** Opening GIVEN DATA block **
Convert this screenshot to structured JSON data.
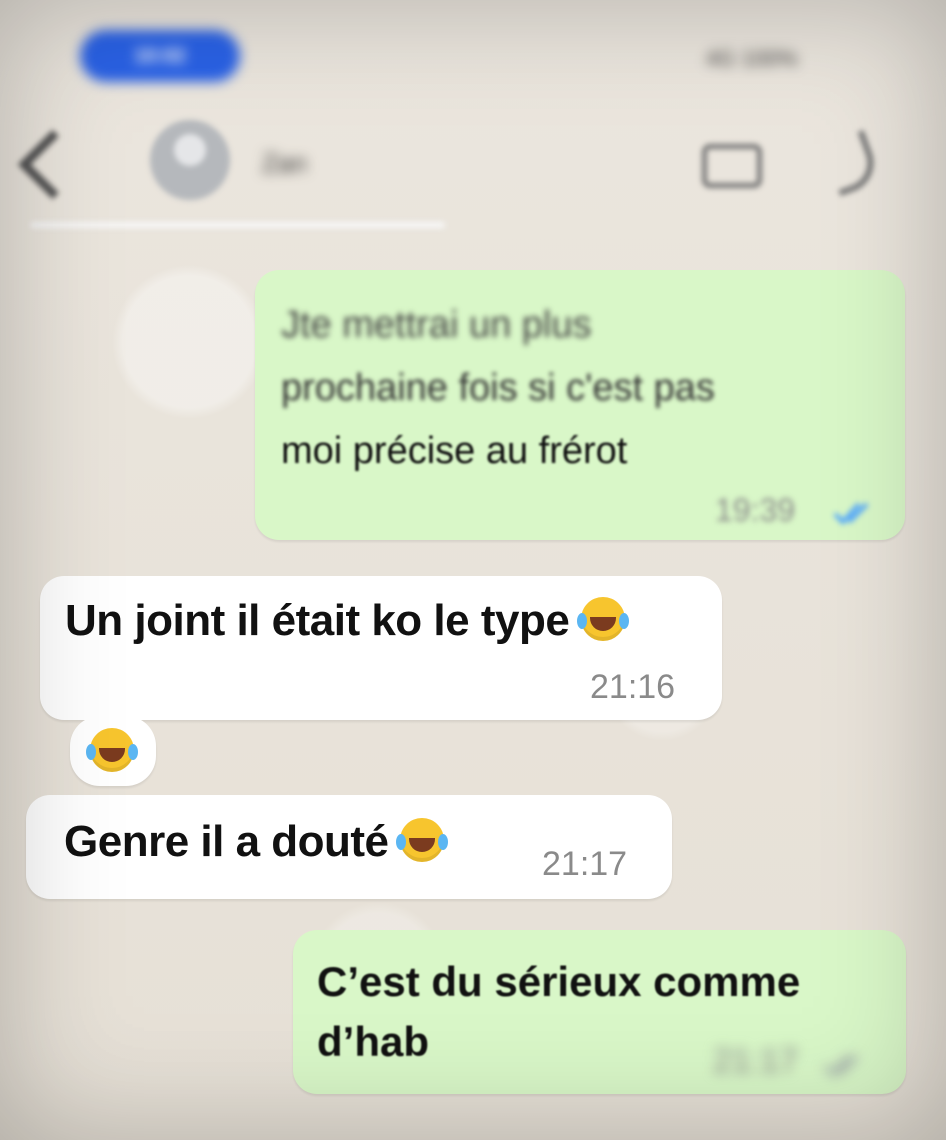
{
  "status_bar": {
    "time_pill": "10:02",
    "right_indicators": "4G 100%"
  },
  "header": {
    "contact_name": "Zan"
  },
  "messages": [
    {
      "direction": "out",
      "lines": [
        "Jte mettrai un plus",
        "prochaine fois si c'est pas",
        "moi précise au frérot"
      ],
      "time": "19:39",
      "read": true
    },
    {
      "direction": "in",
      "text": "Un joint il était ko le type",
      "time": "21:16"
    },
    {
      "direction": "in",
      "reaction": "😂"
    },
    {
      "direction": "in",
      "text": "Genre il a douté",
      "time": "21:17"
    },
    {
      "direction": "out",
      "lines": [
        "C’est du sérieux comme",
        "d’hab"
      ],
      "time": "21:17",
      "read": true
    }
  ],
  "colors": {
    "outgoing_bubble": "#d9f7c8",
    "incoming_bubble": "#ffffff",
    "tick_blue": "#4aa3ff",
    "status_pill": "#2a62e6"
  }
}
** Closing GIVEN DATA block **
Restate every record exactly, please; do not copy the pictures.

Convert this screenshot to structured JSON data.
{
  "status_bar": {
    "time_pill": "10:02",
    "right_indicators": "4G 100%"
  },
  "header": {
    "contact_name": "Zan"
  },
  "messages": [
    {
      "direction": "out",
      "lines": [
        "Jte mettrai un plus",
        "prochaine fois si c'est pas",
        "moi précise au frérot"
      ],
      "time": "19:39",
      "read": true
    },
    {
      "direction": "in",
      "text": "Un joint il était ko le type",
      "time": "21:16"
    },
    {
      "direction": "in",
      "reaction": "😂"
    },
    {
      "direction": "in",
      "text": "Genre il a douté",
      "time": "21:17"
    },
    {
      "direction": "out",
      "lines": [
        "C’est du sérieux comme",
        "d’hab"
      ],
      "time": "21:17",
      "read": true
    }
  ],
  "colors": {
    "outgoing_bubble": "#d9f7c8",
    "incoming_bubble": "#ffffff",
    "tick_blue": "#4aa3ff",
    "status_pill": "#2a62e6"
  }
}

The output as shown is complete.